__ASSIGNMENT__
Pull every line that holds the word "name" from the entries.

(Stored items)
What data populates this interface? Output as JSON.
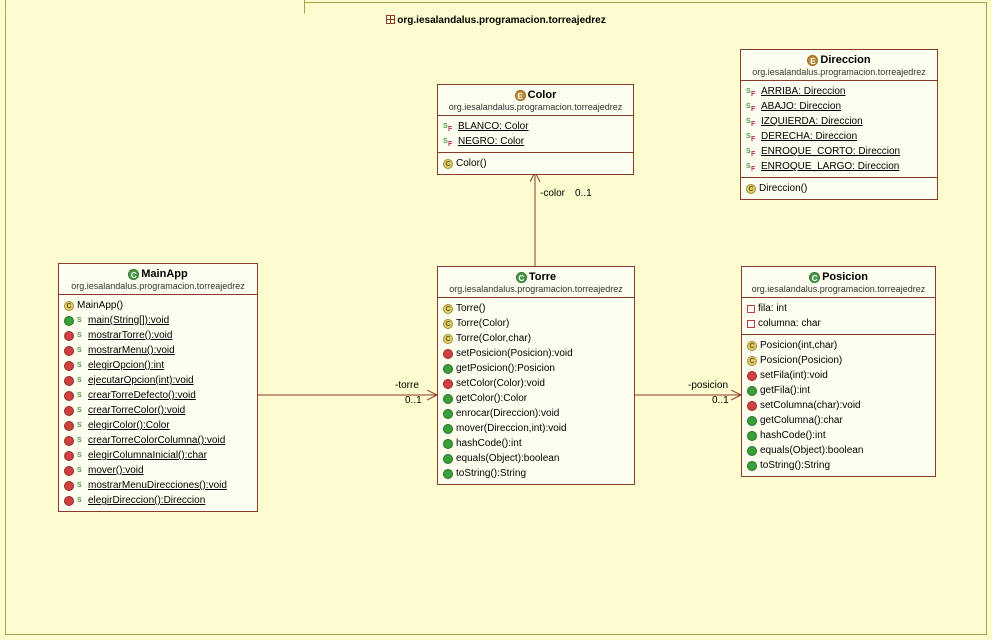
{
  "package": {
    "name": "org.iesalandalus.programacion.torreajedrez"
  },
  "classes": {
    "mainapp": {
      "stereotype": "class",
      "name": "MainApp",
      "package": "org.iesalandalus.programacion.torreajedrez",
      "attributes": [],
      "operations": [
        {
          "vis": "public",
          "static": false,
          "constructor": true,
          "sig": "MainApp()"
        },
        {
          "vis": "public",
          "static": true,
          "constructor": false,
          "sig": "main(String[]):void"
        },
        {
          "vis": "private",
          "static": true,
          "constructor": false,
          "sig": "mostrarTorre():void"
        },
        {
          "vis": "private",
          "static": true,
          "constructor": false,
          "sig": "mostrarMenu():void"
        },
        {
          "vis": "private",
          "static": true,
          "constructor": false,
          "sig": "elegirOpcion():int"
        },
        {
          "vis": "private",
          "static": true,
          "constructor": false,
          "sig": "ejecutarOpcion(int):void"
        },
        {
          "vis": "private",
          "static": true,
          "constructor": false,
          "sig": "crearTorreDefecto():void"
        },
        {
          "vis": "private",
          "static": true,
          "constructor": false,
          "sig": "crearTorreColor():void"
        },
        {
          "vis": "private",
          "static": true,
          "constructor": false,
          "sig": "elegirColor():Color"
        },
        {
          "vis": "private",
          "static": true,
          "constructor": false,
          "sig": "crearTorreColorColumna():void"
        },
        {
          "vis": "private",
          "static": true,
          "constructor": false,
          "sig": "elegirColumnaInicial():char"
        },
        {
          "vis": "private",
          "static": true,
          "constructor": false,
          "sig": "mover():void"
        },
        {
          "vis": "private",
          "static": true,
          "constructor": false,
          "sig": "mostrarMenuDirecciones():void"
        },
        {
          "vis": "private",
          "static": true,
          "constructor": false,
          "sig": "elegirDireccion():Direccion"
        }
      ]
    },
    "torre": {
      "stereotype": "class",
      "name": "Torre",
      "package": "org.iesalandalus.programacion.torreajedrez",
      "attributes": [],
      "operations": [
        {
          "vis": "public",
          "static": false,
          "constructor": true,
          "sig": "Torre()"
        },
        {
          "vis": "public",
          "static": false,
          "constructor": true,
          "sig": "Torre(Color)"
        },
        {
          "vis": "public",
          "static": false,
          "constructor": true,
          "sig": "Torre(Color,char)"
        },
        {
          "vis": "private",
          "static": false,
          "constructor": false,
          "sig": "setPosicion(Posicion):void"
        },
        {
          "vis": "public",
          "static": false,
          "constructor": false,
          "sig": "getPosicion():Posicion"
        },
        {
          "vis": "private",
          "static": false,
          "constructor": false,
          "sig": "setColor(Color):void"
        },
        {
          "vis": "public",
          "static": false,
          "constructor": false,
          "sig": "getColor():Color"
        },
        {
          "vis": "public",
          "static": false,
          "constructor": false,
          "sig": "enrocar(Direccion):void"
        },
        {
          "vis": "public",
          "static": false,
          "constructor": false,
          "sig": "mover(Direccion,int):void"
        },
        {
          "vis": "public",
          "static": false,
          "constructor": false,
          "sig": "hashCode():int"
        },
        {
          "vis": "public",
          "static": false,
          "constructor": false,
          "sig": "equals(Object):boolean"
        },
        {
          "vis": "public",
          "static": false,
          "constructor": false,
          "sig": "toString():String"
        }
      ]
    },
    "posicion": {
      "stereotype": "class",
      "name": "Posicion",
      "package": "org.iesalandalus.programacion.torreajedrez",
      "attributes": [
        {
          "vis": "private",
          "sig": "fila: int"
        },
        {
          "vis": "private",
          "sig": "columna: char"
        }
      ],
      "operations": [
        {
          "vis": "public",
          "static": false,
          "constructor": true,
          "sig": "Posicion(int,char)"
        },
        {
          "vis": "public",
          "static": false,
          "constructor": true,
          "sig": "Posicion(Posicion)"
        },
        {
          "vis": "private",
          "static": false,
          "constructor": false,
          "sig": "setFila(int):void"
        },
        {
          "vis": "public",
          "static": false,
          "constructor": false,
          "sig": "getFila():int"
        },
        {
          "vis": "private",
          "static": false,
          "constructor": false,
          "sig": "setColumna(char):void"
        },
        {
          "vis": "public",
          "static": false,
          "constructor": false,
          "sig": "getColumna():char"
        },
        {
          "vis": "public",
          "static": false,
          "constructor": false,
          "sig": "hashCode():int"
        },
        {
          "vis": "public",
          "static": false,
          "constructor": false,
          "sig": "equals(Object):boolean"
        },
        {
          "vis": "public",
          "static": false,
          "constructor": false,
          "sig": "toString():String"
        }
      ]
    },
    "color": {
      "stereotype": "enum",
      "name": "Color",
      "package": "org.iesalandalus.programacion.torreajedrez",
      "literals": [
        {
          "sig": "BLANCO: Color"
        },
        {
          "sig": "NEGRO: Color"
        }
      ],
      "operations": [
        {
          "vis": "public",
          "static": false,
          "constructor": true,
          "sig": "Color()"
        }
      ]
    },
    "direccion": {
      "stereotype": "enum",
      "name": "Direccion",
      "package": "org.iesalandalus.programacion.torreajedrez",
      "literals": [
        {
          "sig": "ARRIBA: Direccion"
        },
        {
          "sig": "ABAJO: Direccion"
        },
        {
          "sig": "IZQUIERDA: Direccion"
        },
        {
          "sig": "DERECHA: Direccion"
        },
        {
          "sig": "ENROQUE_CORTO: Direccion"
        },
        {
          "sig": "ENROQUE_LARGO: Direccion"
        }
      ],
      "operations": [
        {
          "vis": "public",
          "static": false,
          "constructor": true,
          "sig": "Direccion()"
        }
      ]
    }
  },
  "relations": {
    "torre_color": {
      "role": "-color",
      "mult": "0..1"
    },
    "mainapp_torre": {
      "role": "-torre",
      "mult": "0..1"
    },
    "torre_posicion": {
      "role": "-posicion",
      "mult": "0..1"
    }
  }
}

__EXPECTED OUTPUT__
    "name": "org.iesalandalus.programacion.torreajedrez"
      "name": "MainApp",
      "name": "Torre",
      "name": "Posicion",
      "name": "Color",
      "name": "Direccion",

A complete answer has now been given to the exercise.